Mike Clark is the CEO of Canalta Controls – a company from Red Deer that manufactures industrial control and measurement equipment for the oil and gas industry.
You can learn more about their export success here.
1. What was your first export sale?
Our first export sale was into Texas in approximately 1998.
2. How did that sale come about?
This came about after initially making contact with American companies at various exhibitions. This one likely came as a result of the Calgary Global Petroleum Show.
3. What do you know now that you wish you knew then?
The biggest thing is the importance of building and maintaining customer confidence. You have to put your best foot forward in terms of your price, delivery and presentation and then remember to always think longer term. For us, it means you have to be prepared for a little give and take, flexibility, and negotiation when you’re dealing with overseas customers. Each region and company has unique requirements and expectations and so you have to understand and accommodate that, within reason, of course, because it strengthens your ability to pursue the opportunities that will follow. We learned that the hard way — you get into a sticking point on something and in the end, it could cost you a lot of future business.

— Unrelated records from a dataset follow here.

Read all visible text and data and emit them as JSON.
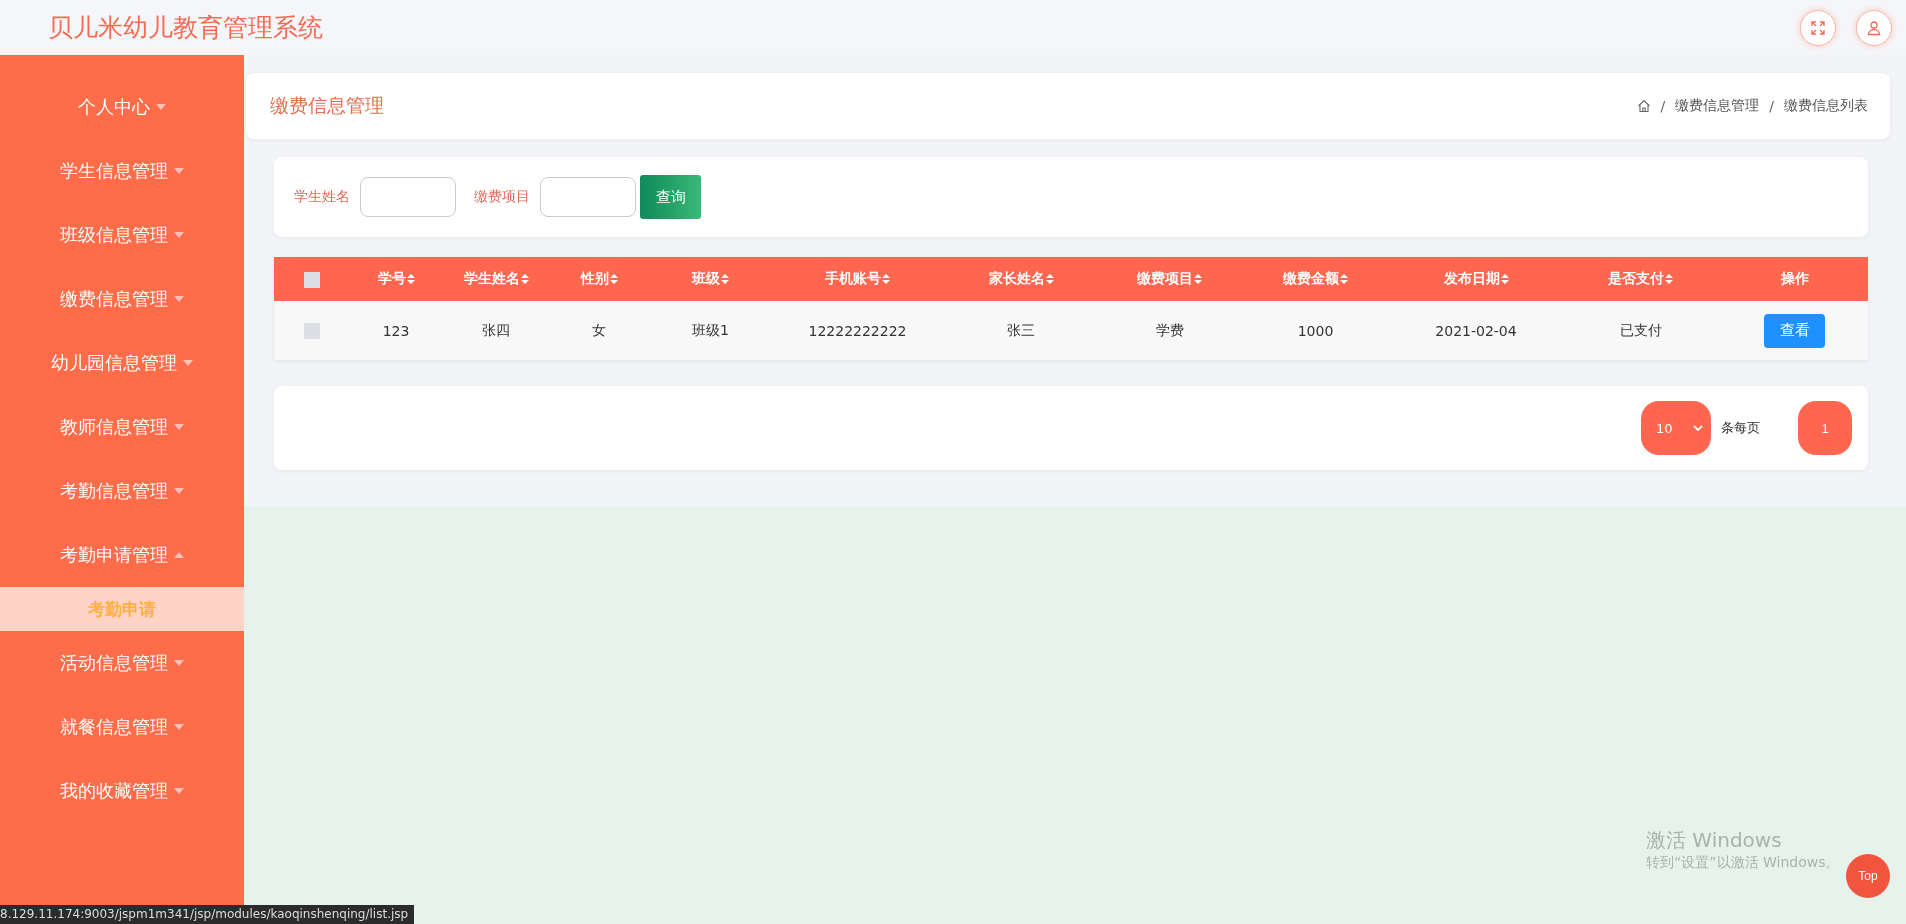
{
  "header": {
    "title": "贝儿米幼儿教育管理系统"
  },
  "sidebar": {
    "items": [
      {
        "label": "个人中心",
        "expanded": false
      },
      {
        "label": "学生信息管理",
        "expanded": false
      },
      {
        "label": "班级信息管理",
        "expanded": false
      },
      {
        "label": "缴费信息管理",
        "expanded": false
      },
      {
        "label": "幼儿园信息管理",
        "expanded": false
      },
      {
        "label": "教师信息管理",
        "expanded": false
      },
      {
        "label": "考勤信息管理",
        "expanded": false
      },
      {
        "label": "考勤申请管理",
        "expanded": true,
        "children": [
          {
            "label": "考勤申请",
            "selected": true
          }
        ]
      },
      {
        "label": "活动信息管理",
        "expanded": false
      },
      {
        "label": "就餐信息管理",
        "expanded": false
      },
      {
        "label": "我的收藏管理",
        "expanded": false
      }
    ]
  },
  "page_header": {
    "title": "缴费信息管理",
    "breadcrumb": [
      "缴费信息管理",
      "缴费信息列表"
    ],
    "separator": "/"
  },
  "search": {
    "fields": [
      {
        "label": "学生姓名"
      },
      {
        "label": "缴费项目"
      }
    ],
    "button": "查询"
  },
  "table": {
    "columns": [
      {
        "label": "学号",
        "sortable": true
      },
      {
        "label": "学生姓名",
        "sortable": true
      },
      {
        "label": "性别",
        "sortable": true
      },
      {
        "label": "班级",
        "sortable": true
      },
      {
        "label": "手机账号",
        "sortable": true
      },
      {
        "label": "家长姓名",
        "sortable": true
      },
      {
        "label": "缴费项目",
        "sortable": true
      },
      {
        "label": "缴费金额",
        "sortable": true
      },
      {
        "label": "发布日期",
        "sortable": true
      },
      {
        "label": "是否支付",
        "sortable": true
      },
      {
        "label": "操作",
        "sortable": false
      }
    ],
    "header_checked": false,
    "rows": [
      {
        "checked": false,
        "cells": [
          "123",
          "张四",
          "女",
          "班级1",
          "12222222222",
          "张三",
          "学费",
          "1000",
          "2021-02-04",
          "已支付"
        ],
        "action": "查看"
      }
    ]
  },
  "pagination": {
    "page_size": "10",
    "per_page_label": "条每页",
    "pages": [
      {
        "label": "1",
        "selected": true
      }
    ]
  },
  "back_to_top": "Top",
  "windows_notice": {
    "title": "激活 Windows",
    "subtitle": "转到“设置”以激活 Windows。"
  },
  "status_bar": {
    "url": "8.129.11.174:9003/jspm1m341/jsp/modules/kaoqinshenqing/list.jsp"
  }
}
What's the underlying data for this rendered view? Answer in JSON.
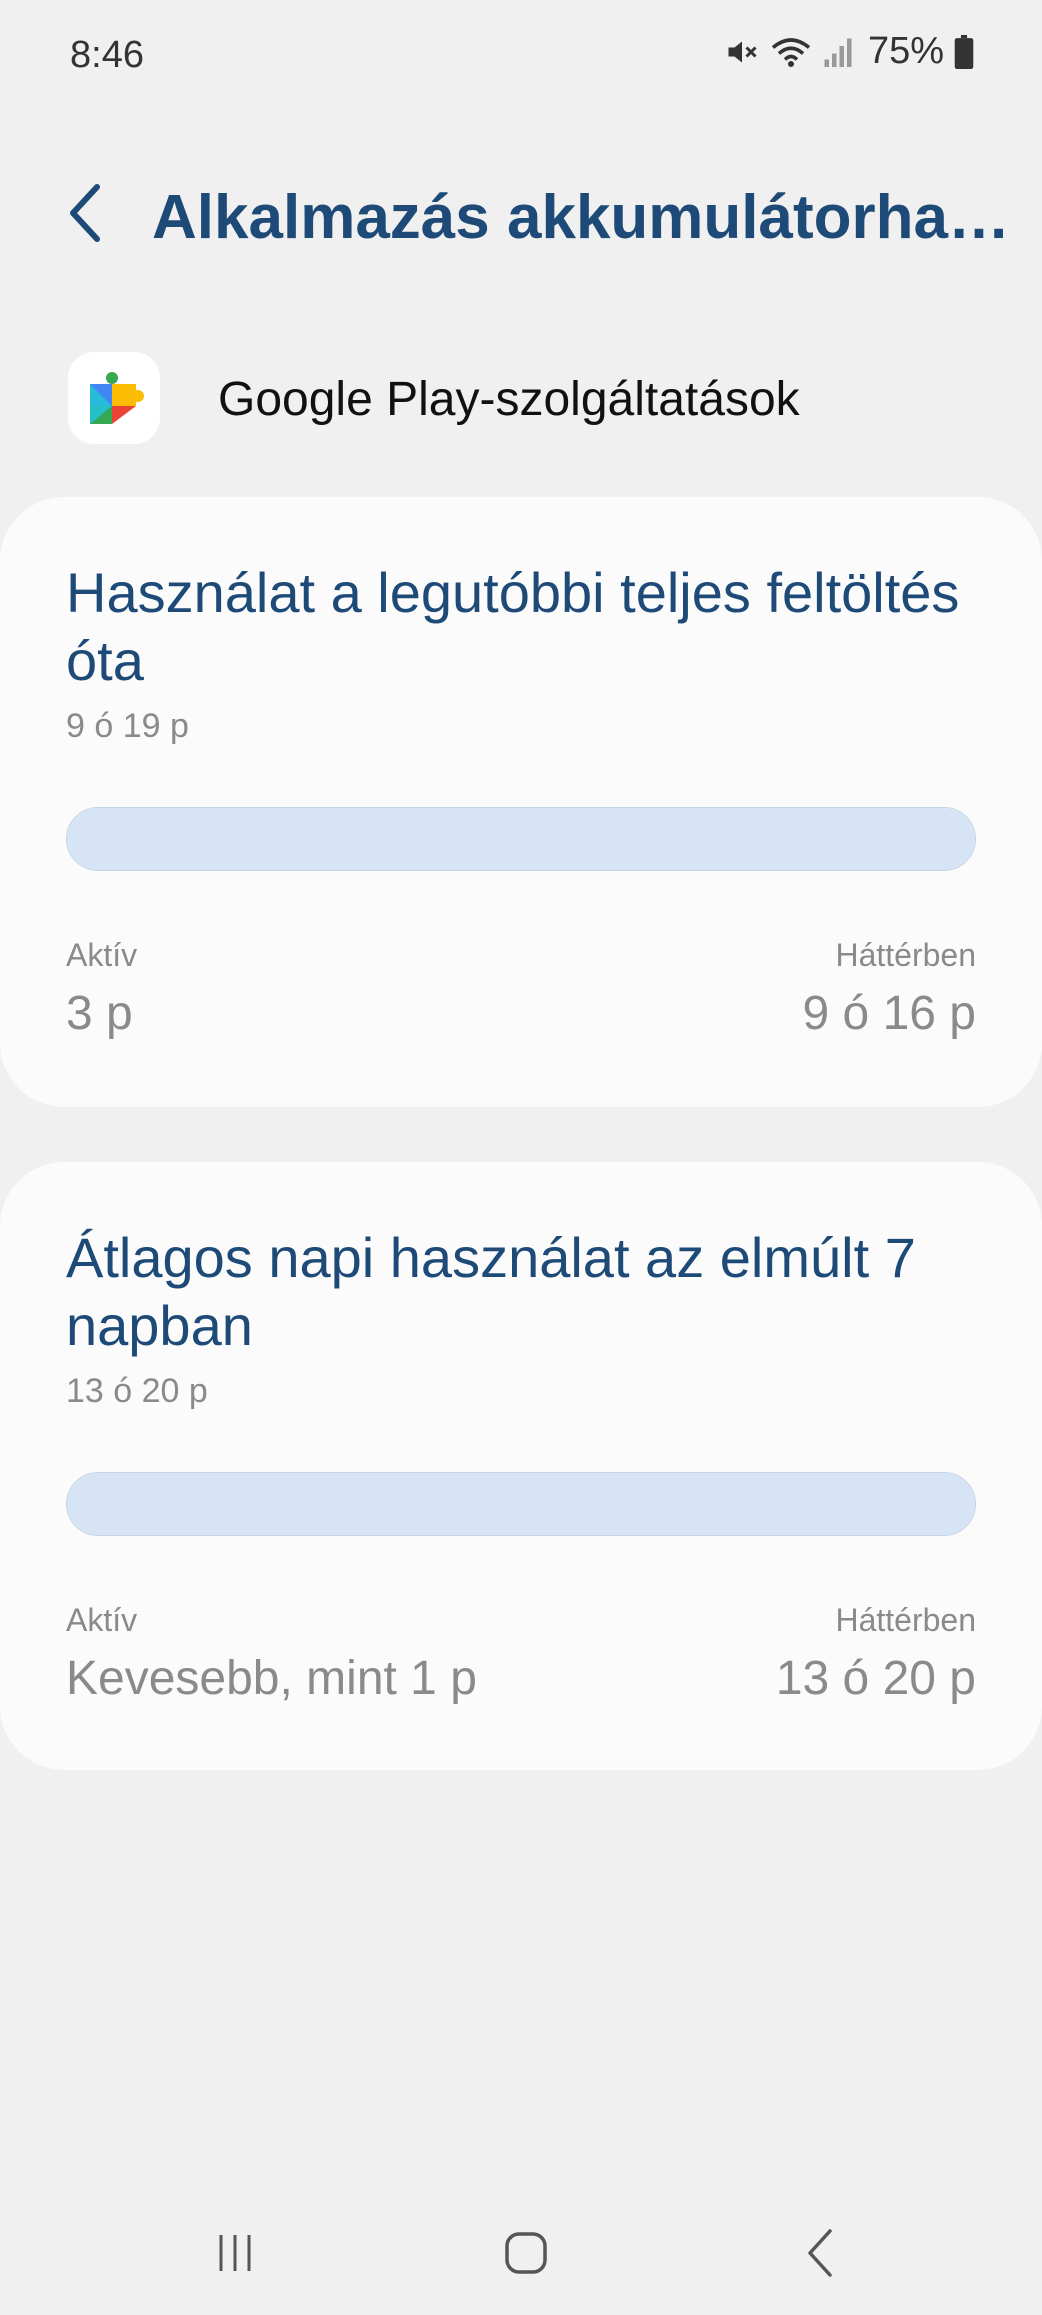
{
  "status_bar": {
    "time": "8:46",
    "battery_percent": "75%",
    "icons": [
      "mute-icon",
      "wifi-icon",
      "signal-icon",
      "battery-icon"
    ]
  },
  "header": {
    "back_icon": "chevron-left-icon",
    "title": "Alkalmazás akkumulátorhasz…"
  },
  "app": {
    "icon": "google-play-services-icon",
    "name": "Google Play-szolgáltatások"
  },
  "cards": [
    {
      "title": "Használat a legutóbbi teljes feltöltés óta",
      "total": "9 ó 19 p",
      "bar_fill_percent": 100,
      "active_label": "Aktív",
      "active_value": "3 p",
      "background_label": "Háttérben",
      "background_value": "9 ó 16 p"
    },
    {
      "title": "Átlagos napi használat az elmúlt 7 napban",
      "total": "13 ó 20 p",
      "bar_fill_percent": 100,
      "active_label": "Aktív",
      "active_value": "Kevesebb, mint 1 p",
      "background_label": "Háttérben",
      "background_value": "13 ó 20 p"
    }
  ],
  "nav_bar": {
    "items": [
      "recents-icon",
      "home-icon",
      "back-icon"
    ]
  },
  "colors": {
    "title_blue": "#1e4a78",
    "bar_fill": "#d6e4f5",
    "background": "#f0f0f0",
    "card": "#fbfbfb"
  }
}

It’s also important to build regional capabilities to support your products after the sale. That’s a key building block for building customer confidence. That weighs heavy on the mind of regional customers when considering buying from a new, foreign supplier, especially one based in a different time zone. They want to know that you’re going to stand behind what you’re selling and that was something we didn’t quite understand the importance of initially. We do now.
4. How has the trading world changed since you started in the business?
Probably the biggest thing I’ve seen is the rise of the internet and advancements in global communications. That has dramatically flattened the playing field for those who want to participate in global opportunities, both in terms of sales and expanding supply chains. Certain regions are also establishing domestic manufacturing and knowledge bases for items and services that previously were only available from Western companies. The days of simply bringing overseas components and materials to the West, assembling them and re-selling the products back into those same overseas market at significant mark-ups are coming to an end. Other countries also have some strict local content requirements and you have to consider that in your offerings. We try to think globally while engaging locally, and this applies to not only our sales effort, but also our supply chain efforts. In some cases, we purchased the overseas supply chains. For example, we own the foundry in India and we run our own machine shops and quality inspection facilities in South Korea. That sort of thing enhances our ability to sell into those areas and also back into North America.
5. What is the No. 1 thing SME’s should know about exporting?
The top thing I would say is the importance of building and maintaining a close relationship with a trusted local partner in each region. That’s No. 1. Those partners lobby on the ground for active opportunities, they help you to understand your competition in the region, and they assist in getting you onto the approved vendor lists. They also introduce you to the end users and buyers, which is really important in building trust. They not only understand the needs of the customer and how your company can offer a competitive advantage, but they can also help you understand and mitigate the risks of playing in “someone else’s sandbox.” In exchange for these services, you need to give them the marketing and promotional tools, quality products, good delivery and service, competitive value, and the margins required for them to land work and be profitable themselves.